LVMH announced it would buy Chateau du Galoupet, a 17th-century estate in the Provence region on France’s Mediterranean coast that will be the group’s first producer of rosé wine. “A micro-climate which refreshes the vines with temperate and salty winds” ensures consistent yields and was a selling point for the estate, the French luxury group said.
LVMH’s wine and spirits portfolio includes Champagnes such as Dom Perignon and Ruinart, as well as Hennessy Cognac. Other acquisitions have included top-shelf makers of Bordeaux and Burgundy like the Clos des Lambrays estate whose grand cru bottles can retail north of $US260 ($A375).
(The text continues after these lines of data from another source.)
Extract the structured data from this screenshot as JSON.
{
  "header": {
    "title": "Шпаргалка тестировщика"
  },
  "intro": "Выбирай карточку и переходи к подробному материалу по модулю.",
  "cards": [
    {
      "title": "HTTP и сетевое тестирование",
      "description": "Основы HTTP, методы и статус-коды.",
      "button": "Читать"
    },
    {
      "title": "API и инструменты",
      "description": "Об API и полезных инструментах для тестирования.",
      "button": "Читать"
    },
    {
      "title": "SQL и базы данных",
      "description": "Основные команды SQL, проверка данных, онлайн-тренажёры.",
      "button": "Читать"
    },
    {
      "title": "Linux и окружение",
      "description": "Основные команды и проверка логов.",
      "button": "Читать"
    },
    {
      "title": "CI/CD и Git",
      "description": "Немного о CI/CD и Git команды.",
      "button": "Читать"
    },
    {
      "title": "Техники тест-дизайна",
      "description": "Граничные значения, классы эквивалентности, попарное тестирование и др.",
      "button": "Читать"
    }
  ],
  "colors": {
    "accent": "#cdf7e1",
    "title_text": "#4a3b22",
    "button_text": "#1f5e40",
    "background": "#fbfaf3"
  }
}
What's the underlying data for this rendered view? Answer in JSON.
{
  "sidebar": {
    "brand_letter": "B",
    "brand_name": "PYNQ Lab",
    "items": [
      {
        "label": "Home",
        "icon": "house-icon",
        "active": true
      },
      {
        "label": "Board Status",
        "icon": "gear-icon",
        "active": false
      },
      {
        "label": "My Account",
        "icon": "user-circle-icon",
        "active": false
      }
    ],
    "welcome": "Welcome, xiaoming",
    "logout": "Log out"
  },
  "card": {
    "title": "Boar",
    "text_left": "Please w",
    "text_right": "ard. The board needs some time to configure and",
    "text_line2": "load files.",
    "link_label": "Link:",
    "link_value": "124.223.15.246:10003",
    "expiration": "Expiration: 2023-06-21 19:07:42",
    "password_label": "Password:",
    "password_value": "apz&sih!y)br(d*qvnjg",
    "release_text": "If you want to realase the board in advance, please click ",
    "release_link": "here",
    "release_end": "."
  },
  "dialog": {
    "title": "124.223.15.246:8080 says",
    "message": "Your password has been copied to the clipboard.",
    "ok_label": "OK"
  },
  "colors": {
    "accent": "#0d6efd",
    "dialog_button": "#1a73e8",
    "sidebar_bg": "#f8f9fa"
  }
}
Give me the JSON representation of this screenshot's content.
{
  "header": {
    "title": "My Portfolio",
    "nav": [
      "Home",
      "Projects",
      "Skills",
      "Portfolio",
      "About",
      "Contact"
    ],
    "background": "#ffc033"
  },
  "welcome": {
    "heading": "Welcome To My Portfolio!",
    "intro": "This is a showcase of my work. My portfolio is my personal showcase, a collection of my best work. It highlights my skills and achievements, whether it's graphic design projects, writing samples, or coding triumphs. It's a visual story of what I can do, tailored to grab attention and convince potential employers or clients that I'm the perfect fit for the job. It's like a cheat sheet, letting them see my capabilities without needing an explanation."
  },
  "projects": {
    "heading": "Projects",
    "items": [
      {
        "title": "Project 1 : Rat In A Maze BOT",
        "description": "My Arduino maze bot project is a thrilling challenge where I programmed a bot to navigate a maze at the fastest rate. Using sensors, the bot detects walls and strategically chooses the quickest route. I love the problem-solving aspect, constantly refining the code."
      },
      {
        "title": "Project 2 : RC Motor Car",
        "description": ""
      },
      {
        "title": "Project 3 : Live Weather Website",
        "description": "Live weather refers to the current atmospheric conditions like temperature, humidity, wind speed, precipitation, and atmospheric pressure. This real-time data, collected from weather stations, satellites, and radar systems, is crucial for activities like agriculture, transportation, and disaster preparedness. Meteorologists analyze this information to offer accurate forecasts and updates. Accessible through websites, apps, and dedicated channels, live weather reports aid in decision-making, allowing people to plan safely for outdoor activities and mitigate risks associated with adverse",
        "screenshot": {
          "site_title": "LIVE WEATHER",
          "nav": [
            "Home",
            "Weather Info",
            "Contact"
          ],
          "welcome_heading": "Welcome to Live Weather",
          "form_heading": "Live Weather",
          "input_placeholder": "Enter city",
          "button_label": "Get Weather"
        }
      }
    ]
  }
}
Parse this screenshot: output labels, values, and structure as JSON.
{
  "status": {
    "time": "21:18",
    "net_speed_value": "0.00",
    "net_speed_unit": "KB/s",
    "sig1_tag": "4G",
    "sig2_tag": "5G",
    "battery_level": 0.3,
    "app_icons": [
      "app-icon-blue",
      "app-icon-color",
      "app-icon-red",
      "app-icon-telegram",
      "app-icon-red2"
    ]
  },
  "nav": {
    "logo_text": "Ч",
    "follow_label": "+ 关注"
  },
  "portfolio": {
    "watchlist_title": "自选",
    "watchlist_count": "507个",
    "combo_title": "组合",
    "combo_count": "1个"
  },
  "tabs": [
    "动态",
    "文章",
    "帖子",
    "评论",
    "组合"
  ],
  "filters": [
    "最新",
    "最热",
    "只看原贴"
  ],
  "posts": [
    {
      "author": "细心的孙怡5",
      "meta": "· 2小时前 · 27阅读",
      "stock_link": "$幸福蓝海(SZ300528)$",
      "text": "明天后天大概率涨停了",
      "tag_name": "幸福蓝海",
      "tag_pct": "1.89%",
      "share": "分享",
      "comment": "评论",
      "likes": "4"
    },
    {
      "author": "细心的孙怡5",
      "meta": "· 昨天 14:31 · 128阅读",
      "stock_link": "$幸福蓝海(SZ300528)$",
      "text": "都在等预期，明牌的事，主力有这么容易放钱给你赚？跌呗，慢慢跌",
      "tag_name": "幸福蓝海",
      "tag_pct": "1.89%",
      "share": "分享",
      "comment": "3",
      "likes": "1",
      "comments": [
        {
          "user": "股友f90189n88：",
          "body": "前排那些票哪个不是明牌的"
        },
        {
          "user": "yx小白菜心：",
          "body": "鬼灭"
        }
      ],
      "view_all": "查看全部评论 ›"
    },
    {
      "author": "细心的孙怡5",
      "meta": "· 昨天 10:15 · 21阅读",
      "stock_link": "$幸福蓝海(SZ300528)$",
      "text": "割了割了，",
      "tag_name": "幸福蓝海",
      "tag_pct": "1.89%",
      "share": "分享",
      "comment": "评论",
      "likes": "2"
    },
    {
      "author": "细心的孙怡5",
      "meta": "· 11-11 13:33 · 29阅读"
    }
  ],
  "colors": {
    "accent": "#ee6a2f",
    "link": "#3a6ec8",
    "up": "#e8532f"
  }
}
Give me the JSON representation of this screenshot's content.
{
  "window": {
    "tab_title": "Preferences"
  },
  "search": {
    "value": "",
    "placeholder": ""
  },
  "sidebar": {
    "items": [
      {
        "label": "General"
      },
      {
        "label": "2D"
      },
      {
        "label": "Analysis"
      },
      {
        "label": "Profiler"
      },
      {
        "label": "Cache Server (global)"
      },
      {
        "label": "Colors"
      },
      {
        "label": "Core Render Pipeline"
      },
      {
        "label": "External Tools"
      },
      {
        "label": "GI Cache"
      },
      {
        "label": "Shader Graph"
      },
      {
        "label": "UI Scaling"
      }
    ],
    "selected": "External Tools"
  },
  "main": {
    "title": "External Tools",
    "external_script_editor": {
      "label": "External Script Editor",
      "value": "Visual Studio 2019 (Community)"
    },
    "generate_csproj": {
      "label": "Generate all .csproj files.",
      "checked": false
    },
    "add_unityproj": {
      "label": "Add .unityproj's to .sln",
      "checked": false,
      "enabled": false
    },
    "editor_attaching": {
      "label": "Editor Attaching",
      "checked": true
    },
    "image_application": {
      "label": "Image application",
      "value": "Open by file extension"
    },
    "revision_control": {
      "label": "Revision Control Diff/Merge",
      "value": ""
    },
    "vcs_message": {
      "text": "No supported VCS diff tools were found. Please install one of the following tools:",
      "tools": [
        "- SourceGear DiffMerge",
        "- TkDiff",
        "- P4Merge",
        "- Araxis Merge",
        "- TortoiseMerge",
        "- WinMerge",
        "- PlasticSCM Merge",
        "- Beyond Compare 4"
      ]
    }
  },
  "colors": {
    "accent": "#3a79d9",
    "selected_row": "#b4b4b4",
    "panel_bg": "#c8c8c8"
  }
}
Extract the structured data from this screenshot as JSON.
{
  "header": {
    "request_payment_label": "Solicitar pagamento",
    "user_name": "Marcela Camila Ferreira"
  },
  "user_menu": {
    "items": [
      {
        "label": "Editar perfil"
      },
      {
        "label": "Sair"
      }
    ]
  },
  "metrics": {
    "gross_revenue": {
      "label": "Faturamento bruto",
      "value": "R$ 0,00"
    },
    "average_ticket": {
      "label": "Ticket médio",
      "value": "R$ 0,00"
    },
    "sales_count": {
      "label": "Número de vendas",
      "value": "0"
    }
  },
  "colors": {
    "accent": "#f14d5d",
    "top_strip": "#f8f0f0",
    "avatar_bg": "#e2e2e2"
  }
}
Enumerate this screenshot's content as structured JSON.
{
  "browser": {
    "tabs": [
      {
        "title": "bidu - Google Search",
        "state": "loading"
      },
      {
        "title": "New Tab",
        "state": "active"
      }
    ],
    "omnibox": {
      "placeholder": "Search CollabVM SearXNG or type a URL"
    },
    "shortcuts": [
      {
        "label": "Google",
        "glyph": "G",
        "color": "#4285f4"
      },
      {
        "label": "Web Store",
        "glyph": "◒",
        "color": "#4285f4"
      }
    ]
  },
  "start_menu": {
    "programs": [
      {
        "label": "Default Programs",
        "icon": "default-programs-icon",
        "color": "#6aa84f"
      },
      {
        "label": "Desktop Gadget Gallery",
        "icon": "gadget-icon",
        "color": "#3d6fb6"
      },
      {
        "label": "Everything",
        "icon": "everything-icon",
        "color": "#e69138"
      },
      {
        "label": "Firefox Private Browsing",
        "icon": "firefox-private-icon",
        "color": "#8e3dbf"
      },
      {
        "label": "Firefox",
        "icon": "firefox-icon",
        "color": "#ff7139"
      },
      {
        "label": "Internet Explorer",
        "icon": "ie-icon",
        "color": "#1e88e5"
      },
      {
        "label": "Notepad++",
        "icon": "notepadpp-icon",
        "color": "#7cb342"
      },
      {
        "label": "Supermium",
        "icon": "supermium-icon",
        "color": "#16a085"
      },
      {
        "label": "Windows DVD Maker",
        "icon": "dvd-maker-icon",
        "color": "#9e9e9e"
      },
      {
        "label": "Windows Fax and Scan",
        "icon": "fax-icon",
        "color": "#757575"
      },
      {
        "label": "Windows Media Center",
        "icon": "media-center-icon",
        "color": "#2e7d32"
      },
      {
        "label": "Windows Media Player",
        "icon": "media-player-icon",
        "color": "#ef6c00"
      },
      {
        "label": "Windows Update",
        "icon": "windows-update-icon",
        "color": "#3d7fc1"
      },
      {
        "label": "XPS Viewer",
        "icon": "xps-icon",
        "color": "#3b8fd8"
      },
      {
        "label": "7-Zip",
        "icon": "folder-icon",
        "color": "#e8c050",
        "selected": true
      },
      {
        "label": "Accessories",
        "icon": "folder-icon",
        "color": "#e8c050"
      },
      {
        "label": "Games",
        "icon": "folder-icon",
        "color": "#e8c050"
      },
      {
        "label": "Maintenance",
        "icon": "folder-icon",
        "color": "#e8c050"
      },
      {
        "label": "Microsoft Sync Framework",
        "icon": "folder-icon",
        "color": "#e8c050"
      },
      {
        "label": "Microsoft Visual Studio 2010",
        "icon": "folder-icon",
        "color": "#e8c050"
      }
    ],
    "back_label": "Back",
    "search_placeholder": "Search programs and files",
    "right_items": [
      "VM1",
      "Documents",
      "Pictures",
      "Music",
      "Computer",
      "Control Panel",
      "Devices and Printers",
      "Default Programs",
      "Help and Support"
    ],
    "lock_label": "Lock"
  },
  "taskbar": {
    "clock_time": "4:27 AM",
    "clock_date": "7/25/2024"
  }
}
Now rising demand for rosé - which has lately become emblematic of South-of-France savoir vivre and a staple for daytime summer parties - has seen the French luxury conglomerate buy an estate whose bottles still retail for less than $US15 ($A21.50).
Exports of Provencal rosé have risen 14-fold over the past 10 years, local trade association CIVP said. Exports rose 8 per cent in value last year, roughly three times the increase for French wines overall.
The acquisition is LVMH’s latest manoeuvre as the group, controlled by France’s wealthiest man, Bernard Arnault, tries to keep up with the fast-changing tastes of young luxury consumers. Earlier this month the company confirmed it was launching a new fashion brand fronted by the American pop singer Rihanna.
Other recent acquisitions include the high-end travel group Belmond, which operates the Hotel Caruso on the Amalfi Coast and Orient Express trains from London to Venice.
LVMH declined to say how much it paid for Chateau du Galoupet, which comprises 68 hectares of vines about 50 kilometres west of St Tropez.